Helen Waddel's renderings from the Latin have an essence rivalled by no others. Waddell had a working knowledge of Migne's Patrilogia Latina, which took up an entire wall of the Stanbrook Library. A working knowledge means recall and recitation at will? It was just tonight I learned a bit more about her life, and found a webpage.

http://www.ulsterhistory.co.uk/helenwaddell.htm

Any others are welcome to attempt and post a translation. Soon I will post Waddell's translation of this seductive sequence.

Li Ho (The Ghost), whose hair turned grey at 18, wandered around town with an assistant and a donkey, carrying his notes in a bag. The translations at the first URL seem somewhat crude, but with Chinese, one needs all the help they can get.

http://www.fa-kuan.muc.de/liho/LIHODB.RXML
http://cjvlang.info/Pfloyd/liho3.html

My reference to the ethereal fire of the Gymnotus are found in Erasmus Darwin. Oral recitations in other languages may bring out more of the shamanic nature of the semantics, yet are obviously good enough as they stand.

http://artemis.austincollege.edu/acad/huc55/darwin.html


Regards,
Phyrefly

phyrefly
March 12th, 2004, 12:11 AM
http://artemis.austincollege.edu/acad/hwc55/darwin.html

phyrefly
March 16th, 2004, 08:41 PM
When Diana lighteth
Late her crystal lamp,
Her pale glory kindleth
At her brother's fire;
Moonlight falleth,
And recalleth
With a sound of lute strings shaken,
Hearts that have denied his reign
To love again.
Hesperus, the evening star,
To all things that mortals are,
Grants the dew of sleep
(Carmina Burana 25, trans. Waddell)

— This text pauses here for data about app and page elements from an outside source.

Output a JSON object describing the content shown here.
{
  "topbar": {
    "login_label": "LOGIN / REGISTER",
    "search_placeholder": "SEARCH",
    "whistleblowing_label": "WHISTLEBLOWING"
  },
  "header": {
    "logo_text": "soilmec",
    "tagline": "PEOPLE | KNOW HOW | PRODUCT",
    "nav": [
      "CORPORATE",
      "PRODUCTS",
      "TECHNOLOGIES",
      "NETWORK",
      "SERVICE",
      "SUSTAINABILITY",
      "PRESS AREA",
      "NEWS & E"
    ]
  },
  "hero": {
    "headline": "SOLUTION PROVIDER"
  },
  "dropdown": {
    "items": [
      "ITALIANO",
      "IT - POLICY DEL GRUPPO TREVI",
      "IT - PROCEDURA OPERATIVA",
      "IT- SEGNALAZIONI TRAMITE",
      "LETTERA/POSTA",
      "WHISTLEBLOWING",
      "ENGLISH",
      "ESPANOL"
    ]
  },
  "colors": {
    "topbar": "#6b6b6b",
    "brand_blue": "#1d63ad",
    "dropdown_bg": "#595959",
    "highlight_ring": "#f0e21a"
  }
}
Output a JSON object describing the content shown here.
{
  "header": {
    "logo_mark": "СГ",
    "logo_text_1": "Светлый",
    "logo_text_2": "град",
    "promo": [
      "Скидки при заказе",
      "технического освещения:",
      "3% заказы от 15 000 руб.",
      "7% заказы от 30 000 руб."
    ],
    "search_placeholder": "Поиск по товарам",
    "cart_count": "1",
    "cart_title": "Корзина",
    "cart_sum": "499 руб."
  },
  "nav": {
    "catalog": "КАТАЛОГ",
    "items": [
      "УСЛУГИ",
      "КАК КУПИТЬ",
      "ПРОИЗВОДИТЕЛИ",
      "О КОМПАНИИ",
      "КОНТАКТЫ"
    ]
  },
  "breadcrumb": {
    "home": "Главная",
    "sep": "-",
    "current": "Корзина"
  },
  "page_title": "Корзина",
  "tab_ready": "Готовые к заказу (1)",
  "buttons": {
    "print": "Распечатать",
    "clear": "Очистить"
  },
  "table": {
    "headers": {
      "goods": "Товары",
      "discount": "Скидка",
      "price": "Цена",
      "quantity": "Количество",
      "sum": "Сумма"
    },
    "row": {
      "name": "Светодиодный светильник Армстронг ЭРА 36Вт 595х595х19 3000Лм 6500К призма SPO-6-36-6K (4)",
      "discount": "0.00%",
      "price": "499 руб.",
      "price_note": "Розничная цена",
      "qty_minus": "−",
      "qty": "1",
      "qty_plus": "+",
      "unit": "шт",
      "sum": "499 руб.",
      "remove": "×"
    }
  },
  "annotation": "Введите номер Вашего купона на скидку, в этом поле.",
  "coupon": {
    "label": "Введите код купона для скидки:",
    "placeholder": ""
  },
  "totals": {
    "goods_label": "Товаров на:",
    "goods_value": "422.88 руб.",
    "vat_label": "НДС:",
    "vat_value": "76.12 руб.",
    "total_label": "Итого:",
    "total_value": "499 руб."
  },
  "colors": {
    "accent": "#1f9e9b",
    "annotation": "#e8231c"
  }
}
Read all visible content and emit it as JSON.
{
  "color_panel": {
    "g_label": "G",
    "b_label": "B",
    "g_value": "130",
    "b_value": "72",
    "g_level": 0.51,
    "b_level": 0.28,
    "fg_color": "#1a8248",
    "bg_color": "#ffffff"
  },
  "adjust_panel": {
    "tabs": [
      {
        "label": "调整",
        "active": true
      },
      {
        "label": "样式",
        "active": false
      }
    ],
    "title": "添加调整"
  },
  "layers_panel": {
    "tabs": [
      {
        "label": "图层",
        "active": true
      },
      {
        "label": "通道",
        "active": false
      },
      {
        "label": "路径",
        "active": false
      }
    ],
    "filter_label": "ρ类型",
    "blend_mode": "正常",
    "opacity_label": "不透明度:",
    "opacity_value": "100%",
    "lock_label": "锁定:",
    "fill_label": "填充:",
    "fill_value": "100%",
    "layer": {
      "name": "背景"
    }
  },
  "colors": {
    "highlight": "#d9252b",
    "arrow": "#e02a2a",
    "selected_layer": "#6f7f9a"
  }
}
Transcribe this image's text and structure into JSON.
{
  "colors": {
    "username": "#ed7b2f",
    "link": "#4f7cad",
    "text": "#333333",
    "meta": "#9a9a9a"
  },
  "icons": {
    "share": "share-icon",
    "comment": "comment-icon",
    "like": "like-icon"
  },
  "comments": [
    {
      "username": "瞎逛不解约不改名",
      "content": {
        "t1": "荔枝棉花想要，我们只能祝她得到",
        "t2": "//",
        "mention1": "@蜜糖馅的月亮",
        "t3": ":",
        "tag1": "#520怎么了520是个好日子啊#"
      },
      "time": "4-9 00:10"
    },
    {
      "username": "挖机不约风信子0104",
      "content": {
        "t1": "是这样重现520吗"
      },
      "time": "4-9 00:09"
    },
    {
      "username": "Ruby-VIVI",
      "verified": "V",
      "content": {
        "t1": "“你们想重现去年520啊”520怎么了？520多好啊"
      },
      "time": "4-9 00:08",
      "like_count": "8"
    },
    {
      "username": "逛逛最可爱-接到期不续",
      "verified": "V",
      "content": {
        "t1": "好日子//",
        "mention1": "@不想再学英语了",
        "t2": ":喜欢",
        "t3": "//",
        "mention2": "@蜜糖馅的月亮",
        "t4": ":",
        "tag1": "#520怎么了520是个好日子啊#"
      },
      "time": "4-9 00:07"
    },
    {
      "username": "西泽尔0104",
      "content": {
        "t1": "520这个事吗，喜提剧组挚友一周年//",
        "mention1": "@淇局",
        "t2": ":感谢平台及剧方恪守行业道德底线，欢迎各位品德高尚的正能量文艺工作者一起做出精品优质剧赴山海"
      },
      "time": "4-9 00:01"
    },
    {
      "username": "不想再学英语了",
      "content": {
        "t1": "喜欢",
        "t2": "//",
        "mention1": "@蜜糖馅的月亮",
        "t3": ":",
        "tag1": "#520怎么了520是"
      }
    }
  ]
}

phyrefly
March 16th, 2004, 09:23 PM
When Diana lighteth
Late her crystal lamp,
Her pale glory kindleth
At her brothers fire;
Little straying west winds
Wander over heaven,
Moonlight falleth,
And recalleth,
With a sound of lute strings shaken,
Hearts that have denied his reign
To love again.
Hesperus, the evening star,
To all things that mortals are,
Grants the dew of sleep.
(Carmina Burana 25, trans. Waddell)